    Google YouTubeSome articles have YouTube videos embedded in them. (Privacy Policy)
    VimeoSome articles have Vimeo videos embedded in them. (Privacy Policy)
    PaypalThis is used for a registered author who enrolls in the HubPages Earnings program and requests to be paid via PayPal. No data is shared with Paypal unless you engage with this feature. (Privacy Policy)
    Facebook LoginYou can use this to streamline signing up for, or signing in to your Hubpages account. No data is shared with Facebook unless you engage with this feature. (Privacy Policy)
    MavenThis supports the Maven widget and search functionality. (Privacy Policy)
    Marketing
    Google AdSenseThis is an ad network. (Privacy Policy)
    Google DoubleClickGoogle provides ad serving technology and runs an ad network. (Privacy Policy)
    Index ExchangeThis is an ad network. (Privacy Policy)
    SovrnThis is an ad network. (Privacy Policy)
    Facebook AdsThis is an ad network. (Privacy Policy)
    Amazon Unified Ad MarketplaceThis is an ad network. (Privacy Policy)
    AppNexusThis is an ad network. (Privacy Policy)
    OpenxThis is an ad network. (Privacy Policy)
    Rubicon ProjectThis is an ad network. (Privacy Policy)
    TripleLiftThis is an ad network. (Privacy Policy)
    Say MediaWe partner with Say Media to deliver ad campaigns on our sites. (Privacy Policy)

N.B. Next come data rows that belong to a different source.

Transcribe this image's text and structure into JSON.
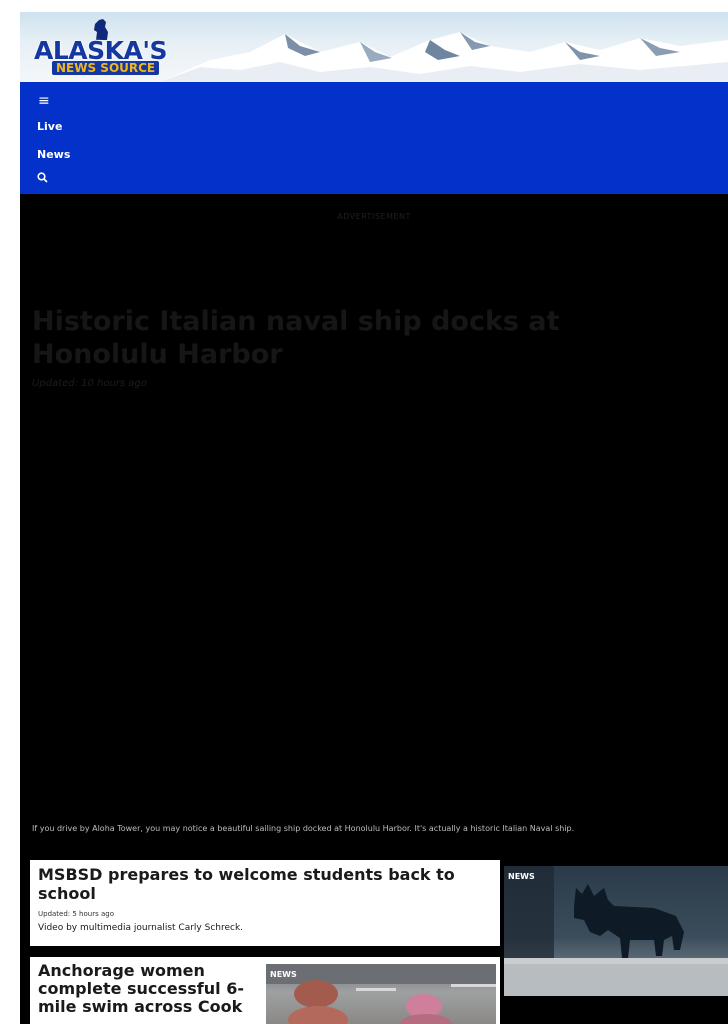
{
  "header": {
    "logo_top": "ALASKA'S",
    "logo_bottom": "NEWS SOURCE"
  },
  "nav": {
    "items": [
      {
        "label": "Live"
      },
      {
        "label": "News"
      }
    ]
  },
  "hero": {
    "ad_label": "ADVERTISEMENT",
    "title": "Historic Italian naval ship docks at Honolulu Harbor",
    "updated": "Updated: 10 hours ago",
    "description": "If you drive by Aloha Tower, you may notice a beautiful sailing ship docked at Honolulu Harbor. It's actually a historic Italian Naval ship."
  },
  "stories": [
    {
      "title": "MSBSD prepares to welcome students back to school",
      "updated": "Updated: 5 hours ago",
      "description": "Video by multimedia journalist Carly Schreck.",
      "tag": "NEWS"
    },
    {
      "title": "Anchorage women complete successful 6-mile swim across Cook",
      "tag": "NEWS"
    }
  ],
  "colors": {
    "nav_bg": "#0431c9",
    "logo_blue": "#1537a0",
    "logo_gold": "#f2b61b",
    "hero_bg": "#000000"
  },
  "icons": {
    "menu": "hamburger-icon",
    "search": "search-icon",
    "logo_figure": "bear-icon"
  }
}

    Remarketing PixelsWe may use remarketing pixels from advertising networks such as Google AdWords, Bing Ads, and Facebook in order to advertise the HubPages Service to people that have visited our sites.
    Conversion Tracking PixelsWe may use conversion tracking pixels from advertising networks such as Google AdWords, Bing Ads, and Facebook in order to identify when an advertisement has successfully resulted in the desired action, such as signing up for the HubPages Service or publishing an article on the HubPages Service.
    Statistics
    Author Google AnalyticsThis is used to provide traffic data and reports to the authors of articles on the HubPages Service. (Privacy Policy)
    ComscoreComScore is a media measurement and analytics company providing marketing data and analytics to enterprises, media and advertising agencies, and publishers. Non-consent will result in ComScore only processing obfuscated personal data. (Privacy Policy)
    Amazon Tracking PixelSome articles display amazon products as part of the Amazon Affiliate program, this pixel provides traffic statistics for those products (Privacy Policy)